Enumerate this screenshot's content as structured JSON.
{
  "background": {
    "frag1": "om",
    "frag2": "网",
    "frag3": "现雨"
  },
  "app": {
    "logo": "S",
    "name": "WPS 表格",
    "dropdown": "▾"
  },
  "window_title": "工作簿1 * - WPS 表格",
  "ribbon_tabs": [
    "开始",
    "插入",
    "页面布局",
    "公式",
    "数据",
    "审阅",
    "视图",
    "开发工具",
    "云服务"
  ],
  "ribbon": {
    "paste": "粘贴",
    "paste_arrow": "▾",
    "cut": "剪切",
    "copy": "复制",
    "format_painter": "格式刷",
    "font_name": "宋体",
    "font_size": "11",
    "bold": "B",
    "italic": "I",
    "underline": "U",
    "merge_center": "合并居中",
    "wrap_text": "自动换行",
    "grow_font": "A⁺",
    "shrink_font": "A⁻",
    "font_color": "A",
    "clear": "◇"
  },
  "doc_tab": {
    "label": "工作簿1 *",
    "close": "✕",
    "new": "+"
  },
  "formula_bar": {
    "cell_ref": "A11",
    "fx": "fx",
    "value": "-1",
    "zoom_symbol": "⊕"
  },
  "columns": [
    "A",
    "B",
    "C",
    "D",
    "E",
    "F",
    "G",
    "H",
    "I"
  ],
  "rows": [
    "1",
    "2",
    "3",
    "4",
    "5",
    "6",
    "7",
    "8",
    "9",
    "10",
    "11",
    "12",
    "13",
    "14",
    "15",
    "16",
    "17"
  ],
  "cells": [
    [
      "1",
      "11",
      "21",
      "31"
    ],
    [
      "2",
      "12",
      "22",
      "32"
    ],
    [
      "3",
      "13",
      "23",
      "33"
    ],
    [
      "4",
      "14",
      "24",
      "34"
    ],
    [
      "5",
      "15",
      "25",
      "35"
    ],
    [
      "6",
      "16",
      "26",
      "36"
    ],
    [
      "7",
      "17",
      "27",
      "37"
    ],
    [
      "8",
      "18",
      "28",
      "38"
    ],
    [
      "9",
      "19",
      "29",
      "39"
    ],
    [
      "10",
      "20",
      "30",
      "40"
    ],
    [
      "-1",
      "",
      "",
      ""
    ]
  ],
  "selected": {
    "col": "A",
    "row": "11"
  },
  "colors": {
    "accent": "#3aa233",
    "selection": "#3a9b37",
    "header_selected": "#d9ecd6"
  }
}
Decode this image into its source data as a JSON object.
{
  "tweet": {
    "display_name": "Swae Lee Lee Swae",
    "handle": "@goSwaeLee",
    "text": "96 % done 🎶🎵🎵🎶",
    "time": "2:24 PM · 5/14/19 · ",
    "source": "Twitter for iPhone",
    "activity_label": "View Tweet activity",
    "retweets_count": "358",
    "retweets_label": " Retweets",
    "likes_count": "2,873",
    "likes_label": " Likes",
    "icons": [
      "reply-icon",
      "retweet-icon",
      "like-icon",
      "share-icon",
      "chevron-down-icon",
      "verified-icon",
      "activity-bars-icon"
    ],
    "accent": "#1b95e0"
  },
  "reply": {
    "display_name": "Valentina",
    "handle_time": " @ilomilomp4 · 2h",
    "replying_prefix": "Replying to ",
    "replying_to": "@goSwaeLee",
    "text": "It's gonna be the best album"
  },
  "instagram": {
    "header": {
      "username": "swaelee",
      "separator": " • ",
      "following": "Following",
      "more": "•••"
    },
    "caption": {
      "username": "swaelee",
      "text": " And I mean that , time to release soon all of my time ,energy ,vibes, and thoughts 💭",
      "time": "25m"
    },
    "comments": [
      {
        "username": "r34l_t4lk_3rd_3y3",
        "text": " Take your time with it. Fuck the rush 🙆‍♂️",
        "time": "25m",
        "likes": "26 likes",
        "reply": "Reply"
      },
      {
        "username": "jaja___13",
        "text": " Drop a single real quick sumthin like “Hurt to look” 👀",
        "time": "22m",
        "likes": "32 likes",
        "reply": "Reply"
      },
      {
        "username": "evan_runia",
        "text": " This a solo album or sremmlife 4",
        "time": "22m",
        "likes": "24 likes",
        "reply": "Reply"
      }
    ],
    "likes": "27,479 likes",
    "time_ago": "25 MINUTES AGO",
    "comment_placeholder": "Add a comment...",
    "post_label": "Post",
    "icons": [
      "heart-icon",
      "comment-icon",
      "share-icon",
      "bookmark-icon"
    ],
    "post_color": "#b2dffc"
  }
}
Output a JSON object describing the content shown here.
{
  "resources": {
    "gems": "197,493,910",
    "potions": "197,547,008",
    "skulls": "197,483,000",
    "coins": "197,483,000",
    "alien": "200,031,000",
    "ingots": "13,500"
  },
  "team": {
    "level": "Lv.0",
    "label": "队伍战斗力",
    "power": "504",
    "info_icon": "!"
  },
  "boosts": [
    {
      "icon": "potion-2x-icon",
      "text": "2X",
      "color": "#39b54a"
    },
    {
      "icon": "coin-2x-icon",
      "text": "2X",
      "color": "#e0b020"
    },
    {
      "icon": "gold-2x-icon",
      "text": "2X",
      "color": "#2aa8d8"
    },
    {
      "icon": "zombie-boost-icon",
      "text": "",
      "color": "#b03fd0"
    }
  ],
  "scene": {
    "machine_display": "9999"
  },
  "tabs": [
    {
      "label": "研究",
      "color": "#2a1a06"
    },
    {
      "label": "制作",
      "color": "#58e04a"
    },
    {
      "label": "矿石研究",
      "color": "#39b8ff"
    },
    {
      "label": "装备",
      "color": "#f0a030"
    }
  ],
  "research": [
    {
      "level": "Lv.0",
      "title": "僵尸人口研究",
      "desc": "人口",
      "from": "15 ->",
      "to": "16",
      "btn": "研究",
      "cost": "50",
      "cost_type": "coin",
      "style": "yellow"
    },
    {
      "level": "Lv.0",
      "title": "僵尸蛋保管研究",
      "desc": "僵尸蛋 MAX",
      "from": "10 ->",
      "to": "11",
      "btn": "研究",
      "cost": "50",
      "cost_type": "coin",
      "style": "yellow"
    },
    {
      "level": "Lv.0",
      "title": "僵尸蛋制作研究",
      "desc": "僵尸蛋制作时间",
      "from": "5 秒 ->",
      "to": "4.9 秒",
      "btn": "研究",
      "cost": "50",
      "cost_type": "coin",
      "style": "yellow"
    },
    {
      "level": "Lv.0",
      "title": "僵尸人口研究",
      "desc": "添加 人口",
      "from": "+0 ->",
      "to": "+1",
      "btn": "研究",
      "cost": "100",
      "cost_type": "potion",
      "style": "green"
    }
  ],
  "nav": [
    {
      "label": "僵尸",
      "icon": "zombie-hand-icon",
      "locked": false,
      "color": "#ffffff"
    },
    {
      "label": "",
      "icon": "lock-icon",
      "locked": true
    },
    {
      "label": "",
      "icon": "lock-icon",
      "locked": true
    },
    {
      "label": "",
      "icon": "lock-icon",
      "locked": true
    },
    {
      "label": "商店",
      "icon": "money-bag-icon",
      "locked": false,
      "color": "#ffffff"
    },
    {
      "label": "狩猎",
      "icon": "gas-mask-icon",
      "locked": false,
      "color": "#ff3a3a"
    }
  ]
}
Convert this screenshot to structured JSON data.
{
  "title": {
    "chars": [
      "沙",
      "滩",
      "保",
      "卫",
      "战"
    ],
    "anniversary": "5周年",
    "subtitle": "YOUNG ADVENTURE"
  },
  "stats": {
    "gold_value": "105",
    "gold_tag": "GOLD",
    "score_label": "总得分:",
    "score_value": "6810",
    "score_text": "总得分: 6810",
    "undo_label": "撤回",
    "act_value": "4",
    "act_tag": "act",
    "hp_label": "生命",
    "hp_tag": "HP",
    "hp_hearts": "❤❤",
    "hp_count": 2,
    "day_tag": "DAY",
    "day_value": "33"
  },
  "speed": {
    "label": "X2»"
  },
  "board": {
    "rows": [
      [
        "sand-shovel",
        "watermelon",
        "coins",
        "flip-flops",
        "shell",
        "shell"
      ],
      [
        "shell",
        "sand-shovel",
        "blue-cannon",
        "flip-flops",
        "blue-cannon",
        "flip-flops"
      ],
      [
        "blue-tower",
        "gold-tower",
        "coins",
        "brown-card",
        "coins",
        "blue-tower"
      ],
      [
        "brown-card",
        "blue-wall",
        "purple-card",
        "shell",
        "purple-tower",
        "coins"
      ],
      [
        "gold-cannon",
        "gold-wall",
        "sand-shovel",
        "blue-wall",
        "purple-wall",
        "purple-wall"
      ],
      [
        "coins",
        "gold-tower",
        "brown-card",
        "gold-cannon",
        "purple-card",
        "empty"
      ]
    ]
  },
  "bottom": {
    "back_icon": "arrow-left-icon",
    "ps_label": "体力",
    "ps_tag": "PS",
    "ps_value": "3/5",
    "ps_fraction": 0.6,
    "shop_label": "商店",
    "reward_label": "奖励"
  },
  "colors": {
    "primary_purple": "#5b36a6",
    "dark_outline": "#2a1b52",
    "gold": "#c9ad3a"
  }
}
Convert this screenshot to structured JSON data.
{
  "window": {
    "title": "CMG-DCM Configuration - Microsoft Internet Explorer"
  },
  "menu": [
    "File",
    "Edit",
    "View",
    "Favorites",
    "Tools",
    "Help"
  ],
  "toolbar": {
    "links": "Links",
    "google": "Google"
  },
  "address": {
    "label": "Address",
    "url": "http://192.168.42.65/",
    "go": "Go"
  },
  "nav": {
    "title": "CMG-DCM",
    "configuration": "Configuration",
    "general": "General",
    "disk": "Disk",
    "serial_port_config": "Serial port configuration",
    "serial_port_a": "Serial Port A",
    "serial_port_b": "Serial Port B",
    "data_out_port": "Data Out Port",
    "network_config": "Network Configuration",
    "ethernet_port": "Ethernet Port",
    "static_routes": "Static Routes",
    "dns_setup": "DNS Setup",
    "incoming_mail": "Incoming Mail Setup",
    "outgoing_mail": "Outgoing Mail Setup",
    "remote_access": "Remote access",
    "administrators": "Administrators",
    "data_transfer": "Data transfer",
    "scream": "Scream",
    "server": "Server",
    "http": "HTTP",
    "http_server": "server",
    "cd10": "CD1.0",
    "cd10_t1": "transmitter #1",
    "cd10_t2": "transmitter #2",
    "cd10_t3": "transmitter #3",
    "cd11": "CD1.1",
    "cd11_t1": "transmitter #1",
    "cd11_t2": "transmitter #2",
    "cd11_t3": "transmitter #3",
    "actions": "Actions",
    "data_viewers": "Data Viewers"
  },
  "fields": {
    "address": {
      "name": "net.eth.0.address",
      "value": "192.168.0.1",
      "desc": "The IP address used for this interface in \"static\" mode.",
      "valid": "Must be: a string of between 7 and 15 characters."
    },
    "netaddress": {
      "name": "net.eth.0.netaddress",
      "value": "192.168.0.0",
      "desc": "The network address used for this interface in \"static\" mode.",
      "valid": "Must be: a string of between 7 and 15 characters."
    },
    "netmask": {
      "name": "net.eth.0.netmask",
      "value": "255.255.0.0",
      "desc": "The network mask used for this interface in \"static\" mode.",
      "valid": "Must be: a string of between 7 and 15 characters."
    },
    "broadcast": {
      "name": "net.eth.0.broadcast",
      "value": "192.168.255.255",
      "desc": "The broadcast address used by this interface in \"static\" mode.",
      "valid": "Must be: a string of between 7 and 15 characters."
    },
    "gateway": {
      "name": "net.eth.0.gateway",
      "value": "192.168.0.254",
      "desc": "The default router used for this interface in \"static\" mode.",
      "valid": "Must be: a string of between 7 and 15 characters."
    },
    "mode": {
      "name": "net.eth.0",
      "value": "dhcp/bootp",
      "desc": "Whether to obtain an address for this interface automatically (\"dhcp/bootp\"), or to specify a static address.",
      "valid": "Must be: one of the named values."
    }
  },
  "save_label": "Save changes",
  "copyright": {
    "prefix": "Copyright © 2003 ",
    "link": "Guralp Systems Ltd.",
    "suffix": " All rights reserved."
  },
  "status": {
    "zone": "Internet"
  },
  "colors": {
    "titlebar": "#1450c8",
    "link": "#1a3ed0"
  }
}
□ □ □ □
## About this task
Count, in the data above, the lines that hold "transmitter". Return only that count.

## Answer area
6